For immediate release
January 20, 2012
-Deborah Froese

Winnipeg, MAN. — Krystofer Penner’s studies in international development piqued his interest in food supply issues and drew his attention to Cuba and its established system of sustainable urban agriculture. That sparked a conversation with Mennonite Church Canada to explore internship possibilities with some of its church partners in Cuba.

“Cuba is the largest centre of this sort in the world,” says Penner.

 “Krystofer is the first intern that Mennonite Church Canada has been able to successfully place in Cuba and it would not have been possible without the assistance of our partners at the Martin Luther King Memorial Center [MLKMC],” says Tim Froese, Executive Minister, Witness.

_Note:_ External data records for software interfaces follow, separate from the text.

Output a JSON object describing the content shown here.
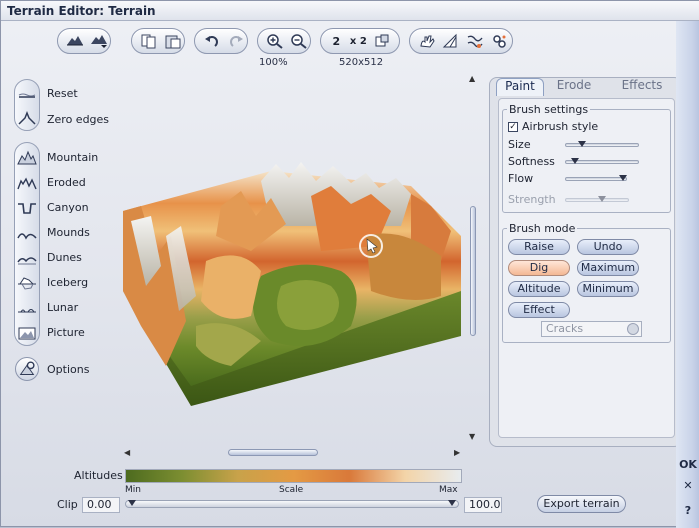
{
  "window": {
    "title": "Terrain Editor: Terrain"
  },
  "toolbar": {
    "zoom_label": "100%",
    "resolution_label": "520x512",
    "icons": [
      "terrain-view-icon",
      "terrain-view-options-icon",
      "copy-icon",
      "paste-icon",
      "undo-icon",
      "redo-icon",
      "zoom-in-icon",
      "zoom-out-icon",
      "divide-by-2-icon",
      "multiply-by-2-icon",
      "crop-icon",
      "hand-icon",
      "slope-icon",
      "filter-icon",
      "settings-icon"
    ],
    "btn_labels": {
      "div2": "2",
      "mul2": "x 2"
    }
  },
  "nav": {
    "reset": "Reset",
    "zero_edges": "Zero edges",
    "mountain": "Mountain",
    "eroded": "Eroded",
    "canyon": "Canyon",
    "mounds": "Mounds",
    "dunes": "Dunes",
    "iceberg": "Iceberg",
    "lunar": "Lunar",
    "picture": "Picture",
    "options": "Options"
  },
  "tabs": {
    "paint": "Paint",
    "erode": "Erode",
    "effects": "Effects"
  },
  "brush_settings": {
    "title": "Brush settings",
    "airbrush_label": "Airbrush style",
    "airbrush_checked": true,
    "size_label": "Size",
    "softness_label": "Softness",
    "flow_label": "Flow",
    "strength_label": "Strength",
    "size_value": 0.22,
    "softness_value": 0.13,
    "flow_value": 0.95,
    "strength_value": 0.58
  },
  "brush_mode": {
    "title": "Brush mode",
    "raise": "Raise",
    "undo": "Undo",
    "dig": "Dig",
    "maximum": "Maximum",
    "altitude": "Altitude",
    "minimum": "Minimum",
    "effect": "Effect",
    "effect_select": "Cracks",
    "active_mode": "Dig"
  },
  "bottom": {
    "altitudes_label": "Altitudes",
    "min_label": "Min",
    "scale_label": "Scale",
    "max_label": "Max",
    "clip_label": "Clip",
    "clip_min": "0.00",
    "clip_max": "100.0",
    "export_label": "Export terrain"
  },
  "side": {
    "ok": "OK",
    "close": "✕",
    "help": "?"
  },
  "colors": {
    "accent": "#7f8aa6",
    "active_mode": "#f4b894",
    "altitude_gradient": [
      "#4d6b1f",
      "#7c8e31",
      "#c8a24a",
      "#e49a44",
      "#d9793a",
      "#f3d4a8",
      "#e8ecef"
    ]
  }
}
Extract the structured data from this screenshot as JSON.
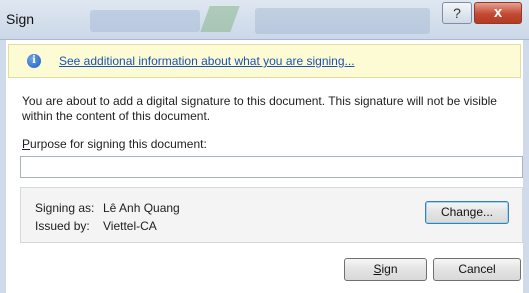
{
  "window": {
    "title": "Sign",
    "help_glyph": "?",
    "close_glyph": "x"
  },
  "infobar": {
    "icon": "info-icon",
    "icon_glyph": "i",
    "link_text": "See additional information about what you are signing..."
  },
  "description": "You are about to add a digital signature to this document. This signature will not be visible within the content of this document.",
  "purpose": {
    "label_prefix": "P",
    "label_rest": "urpose for signing this document:",
    "value": "",
    "placeholder": ""
  },
  "signer": {
    "signing_as_label": "Signing as:",
    "signing_as_value": "Lê Anh Quang",
    "issued_by_label": "Issued by:",
    "issued_by_value": "Viettel-CA",
    "change_button": "Change..."
  },
  "buttons": {
    "sign_prefix": "S",
    "sign_rest": "ign",
    "cancel": "Cancel"
  },
  "colors": {
    "infobar_bg": "#fdfbd4",
    "link": "#1a52b5",
    "close_button": "#c24a33"
  }
}
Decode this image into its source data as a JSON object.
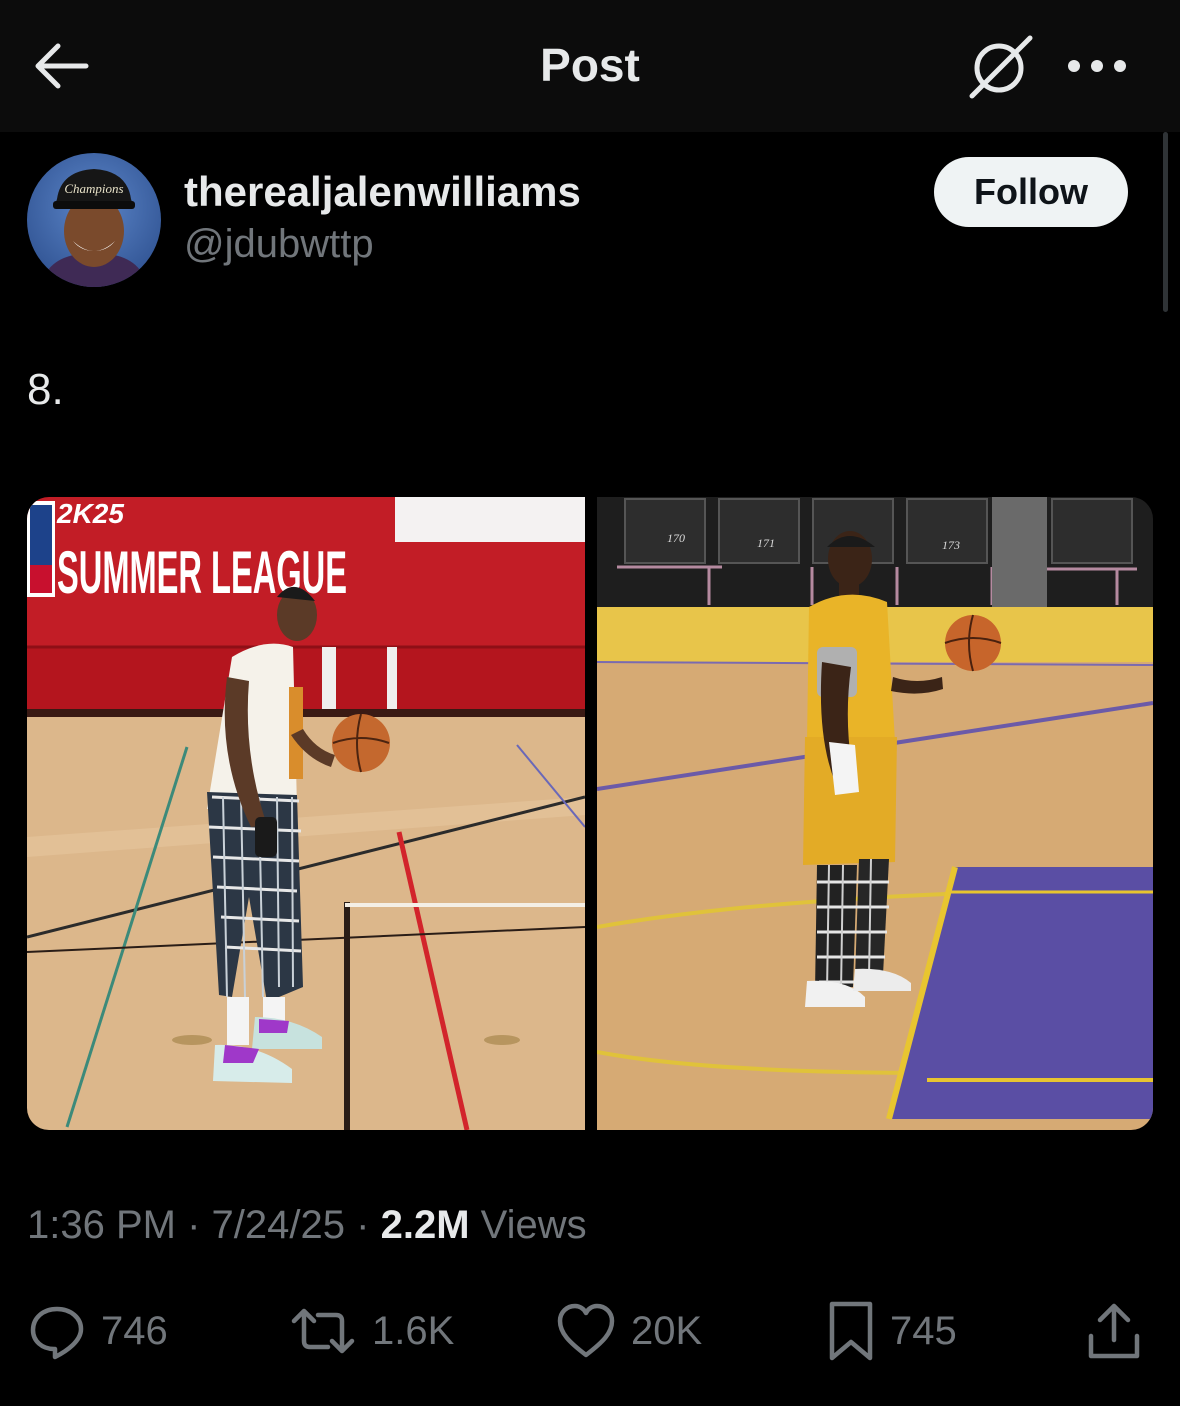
{
  "header": {
    "title": "Post",
    "back_icon": "arrow-left-icon",
    "grok_icon": "grok-icon",
    "more_icon": "more-horizontal-icon"
  },
  "author": {
    "display_name": "therealjalenwilliams",
    "handle": "@jdubwttp",
    "avatar_cap_text": "Champions",
    "follow_label": "Follow"
  },
  "post": {
    "text": "8.",
    "media_left": {
      "banner_line1": "2K25",
      "banner_line2": "SUMMER LEAGUE",
      "seat_numbers": []
    },
    "media_right": {
      "seat_numbers": [
        "170",
        "171",
        "173"
      ]
    },
    "time": "1:36 PM",
    "date": "7/24/25",
    "views_count": "2.2M",
    "views_label": "Views",
    "separator": "·"
  },
  "actions": {
    "reply": {
      "icon": "reply-icon",
      "count": "746"
    },
    "repost": {
      "icon": "repost-icon",
      "count": "1.6K"
    },
    "like": {
      "icon": "heart-icon",
      "count": "20K"
    },
    "bookmark": {
      "icon": "bookmark-icon",
      "count": "745"
    },
    "share": {
      "icon": "share-icon"
    }
  },
  "colors": {
    "background": "#000000",
    "topbar": "#0c0c0c",
    "text_primary": "#e7e9ea",
    "text_secondary": "#71767b",
    "follow_bg": "#eff3f4"
  }
}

From April 26 through July 23 of 2011, the 4th year Canadian Mennonite University student, whose double major also includes Peace and Conflict Studies, engaged in a practicum at MLKMC in Havana. Rev. Raul Suárez, Director of the Center, and his wife, Eva Deulofeu, hosted Penner during his stay.

In 1989, Cuba plunged into economic crisis. The withdrawal of Soviet support and a tightening US embargo hit the food industry particularly hard. With massive reductions in the availability of imported fertilizers and seed from the Soviet Union, and declining food imports from the US, the country was forced to make sustainable agriculture – and therefore, food – a top priority.

“[Sustainable urban agriculture] is in every town in the country,” Penner says. “There are local urban agriculture organizations that fall under the umbrella of national institutions and government.”

Penner describes the system as “top down from the government,” but says that the idea was to build the capacity of farmers to grow sustainably without creating dependency on government. “They are trying to build a system of independent farmers with interconnectedness and support.”

To this end, specialized stores selling feed and seed, and booklets on a wide variety of crops are found in many places.

During his practicum, Penner studied urban farming practices under the tutelage of Benedicto Castañeda, who also introduced Penner to a number of local urban farmers. What Penner observed has increased his optimism for our ability to feed the planet.

“Often it feels to me like we're heading for a crisis in our food system and that we can't do anything about it,” Penner says. “This has shown me that there is hope, we can change things around if we want to.[The Cubans] did and we can too. We just have to want to.”

Penner says that he was impressed by more than agriculture during his time in Cuba. “I think what resonates with me the most is the community I saw there. The people that I interacted with were so open and welcoming. They made me feel at home and took care of me like I was one of them. And they treated everyone this way.”